### [Records for processing]
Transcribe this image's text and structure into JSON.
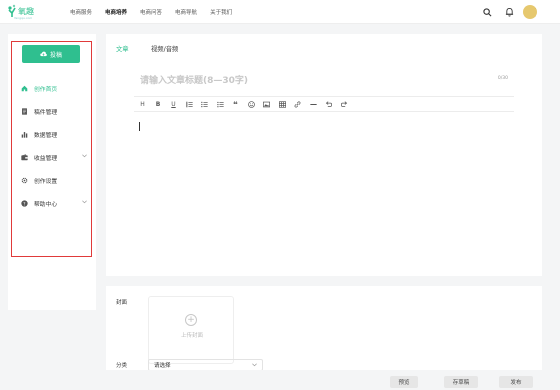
{
  "topbar": {
    "logo_text": "氧趣",
    "logo_sub": "Yangqu.com",
    "nav": [
      {
        "label": "电商服务",
        "active": false
      },
      {
        "label": "电商培养",
        "active": true
      },
      {
        "label": "电商问答",
        "active": false
      },
      {
        "label": "电商导航",
        "active": false
      },
      {
        "label": "关于我们",
        "active": false
      }
    ],
    "icons": [
      "search-icon",
      "bell-icon",
      "qrcode-icon"
    ]
  },
  "sidebar": {
    "post_button": "投稿",
    "items": [
      {
        "label": "创作首页",
        "icon": "home-icon",
        "active": true
      },
      {
        "label": "稿件管理",
        "icon": "document-icon"
      },
      {
        "label": "数据管理",
        "icon": "bar-chart-icon"
      },
      {
        "label": "收益管理",
        "icon": "wallet-icon",
        "expandable": true
      },
      {
        "label": "创作设置",
        "icon": "gear-icon"
      },
      {
        "label": "帮助中心",
        "icon": "help-icon",
        "expandable": true
      }
    ]
  },
  "editor": {
    "tabs": [
      {
        "label": "文章",
        "active": true
      },
      {
        "label": "视频/音频",
        "active": false
      }
    ],
    "title_placeholder": "请输入文章标题(8—30字)",
    "title_count": "0/30",
    "toolbar": [
      "H",
      "B",
      "U",
      "quote-block",
      "list",
      "ordered-list",
      "quote",
      "emoji",
      "image",
      "table",
      "link",
      "divider",
      "undo",
      "redo"
    ]
  },
  "cover": {
    "label": "封面",
    "upload_text": "上传封面"
  },
  "category": {
    "label": "分类",
    "placeholder": "请选择"
  },
  "actions": {
    "preview": "预览",
    "draft": "存草稿",
    "publish": "发布"
  },
  "colors": {
    "accent": "#2fbf8f",
    "highlight_border": "#e03a3a",
    "avatar": "#e6c86e"
  }
}
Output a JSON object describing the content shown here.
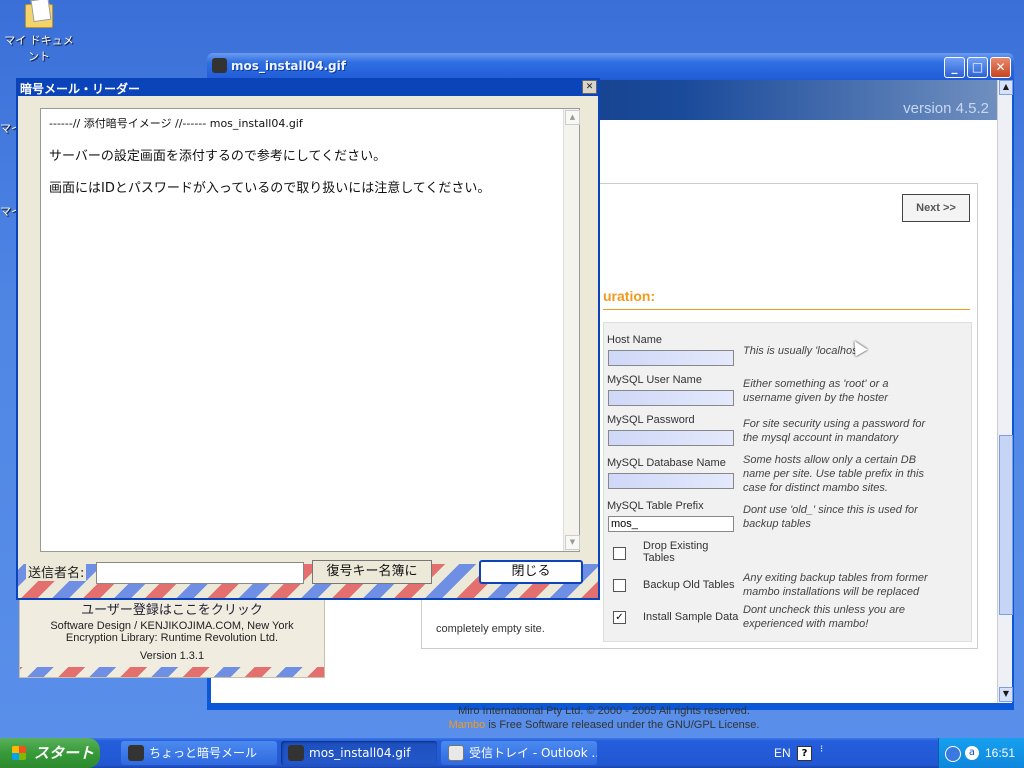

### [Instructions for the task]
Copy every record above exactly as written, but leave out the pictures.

### [Your solution]
Transcribe this image's text and structure into JSON.
{
  "topbar": {
    "logo_text": "氧趣",
    "logo_sub": "Yangqu.com",
    "nav": [
      {
        "label": "电商服务",
        "active": false
      },
      {
        "label": "电商培养",
        "active": true
      },
      {
        "label": "电商问答",
        "active": false
      },
      {
        "label": "电商导航",
        "active": false
      },
      {
        "label": "关于我们",
        "active": false
      }
    ],
    "icons": [
      "search-icon",
      "bell-icon",
      "qrcode-icon"
    ]
  },
  "sidebar": {
    "post_button": "投稿",
    "items": [
      {
        "label": "创作首页",
        "icon": "home-icon",
        "active": true
      },
      {
        "label": "稿件管理",
        "icon": "document-icon"
      },
      {
        "label": "数据管理",
        "icon": "bar-chart-icon"
      },
      {
        "label": "收益管理",
        "icon": "wallet-icon",
        "expandable": true
      },
      {
        "label": "创作设置",
        "icon": "gear-icon"
      },
      {
        "label": "帮助中心",
        "icon": "help-icon",
        "expandable": true
      }
    ]
  },
  "editor": {
    "tabs": [
      {
        "label": "文章",
        "active": true
      },
      {
        "label": "视频/音频",
        "active": false
      }
    ],
    "title_placeholder": "请输入文章标题(8—30字)",
    "title_count": "0/30",
    "toolbar": [
      "H",
      "B",
      "U",
      "quote-block",
      "list",
      "ordered-list",
      "quote",
      "emoji",
      "image",
      "table",
      "link",
      "divider",
      "undo",
      "redo"
    ]
  },
  "cover": {
    "label": "封面",
    "upload_text": "上传封面"
  },
  "category": {
    "label": "分类",
    "placeholder": "请选择"
  },
  "actions": {
    "preview": "预览",
    "draft": "存草稿",
    "publish": "发布"
  },
  "colors": {
    "accent": "#2fbf8f",
    "highlight_border": "#e03a3a",
    "avatar": "#e6c86e"
  }
}
Output a JSON object describing the content shown here.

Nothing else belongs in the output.